We have several PhD research projects investigating specific biodiversity questions.
- Pollinator diversity
- Habitat fragmentation
- Soil biodiversity
Modelling and projecting pollinator diversity and pollination provision in agricultural systems under change
PhD student: Adriana De Palma
Adriana has collated spatio-temporally explicit data on pollinator diversity in agricultural landscapes across the globe from the published literature. She is using this vast dataset, which spans more than 2,500 sites and 750 species, to model and project species responses to land-use change and intensification.
She is also exploring new ways to quantify land-use intensity and habitat degradation using remotely-sensed data.
The effect of habitat fragmentation and land-use change on biodiversity
PhD student: Helen Phillips
Helen works closely with the PREDICTS project, focusing on two main topics:
1) Quantifying the effects on biodiversity of the transitions between three different land-uses:
- primary forest
- secondary forest
- plantation forest in the tropics, with emphasis on the effect of oil palm plantations.
2) Investigating the effect of habitat loss and fragmentation on biodiversity, using remote-sensed images to gain metrics of habitat fragmentation that can then be related to local measures of biodiversity.
Statistical models of how soil biodiversity and ecosystem function respond to human impacts in UK ecosystems
PhD student: Victoria Burton
Nearly all studies of the effects of land use change on the biota only consider above-ground biodiversity and most focus on taxa not strongly linked to key ecosystem services.
Not enough is known about impacts on the biotas of the soil and leaf litter, despite their importance in developing soil structure and composition, nutrient cycling and water drainage.
Victoria aims to develop an integrative understanding of soil biodiversity and UK ecosystems, combining:
- new data collection
- citizen science approaches
- analysis of existing data from monitoring and survey projects around the UK
- compilation of already-published data from similar biomes worldwide.
Hudson, L., Newbold, T., Contu, S., Hill, S.L.L., Lysenko, I., De Palma, A., Phillips, H.R.P., and 236 other authors (2014), The PREDICTS database: a global database of how local terrestrial biodiversity responds to human impacts. Ecol & Evol, 4:4701-4735.
Tuck, S., Phillips, H. R. P., Hintzen, R. E., Scharlemann, J. P. W., Purvis, A. & Hudson, L. (2014). MODISTools: downloading and processing MODIS remotely-sensed data in R. Ecol & Evol, 4:4658-4668.
Newbold, T., Hudson, L., Phillips, H. R. P., Hill, S. L. L., Contu, S., Lysenko, I., Blandon, A., Butchart, S. H. M., Booth, H. L., Day, J., De Palma, A., Harrison, M. L. K., Kirkpatrick, L., Paynegar, E., Robinson, A., Simpson, J., Mace, G. M., Scharlemann, J. P. W. & Purvis, A. (2014). A global model of the response of tropical and sub-tropical forest biodiversity to anthropogenic pressures. P Roy Soc B-Biol Sci, 281, 20141371.

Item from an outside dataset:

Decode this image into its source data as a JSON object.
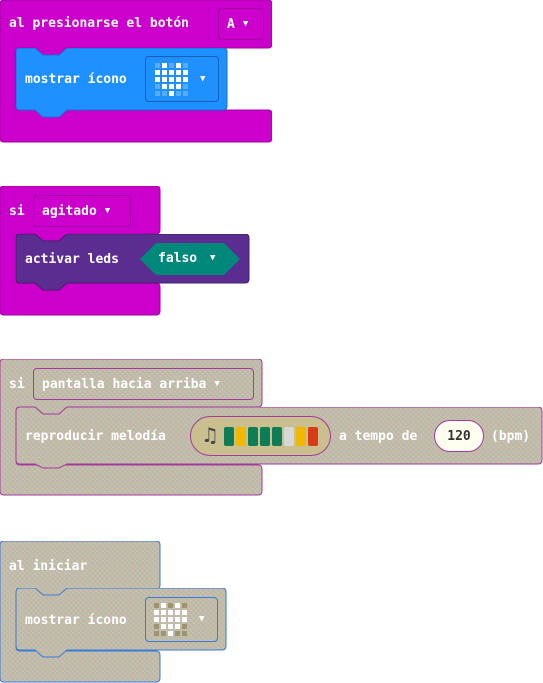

Mace, G. M., Reyers, B., Alkemade, R., Biggs, R., Chapin III, S., Cornell, S. E., Díaz, S., Jennings, S., Leadley, P., Mumby, P. J., Purvis, A., Scholes, R. J., Seddon, A., Solan, M., Steffen, W. & Woodward, G. (2014). Approaches to defining a planetary boundary for biodiversity. Global Env Change, 28, 289-297.
Diaz, S., Purvis, A., Cornelissen, J. H. C., Mace, G. M., Donoghue, M. J., Ewers, R. M., Jordano, P. & Pearse, W. D. (2013). Functional traits, the phylogeny of function, and ecosystem service vulnerability. Ecol Evol, 3, 2958-2975.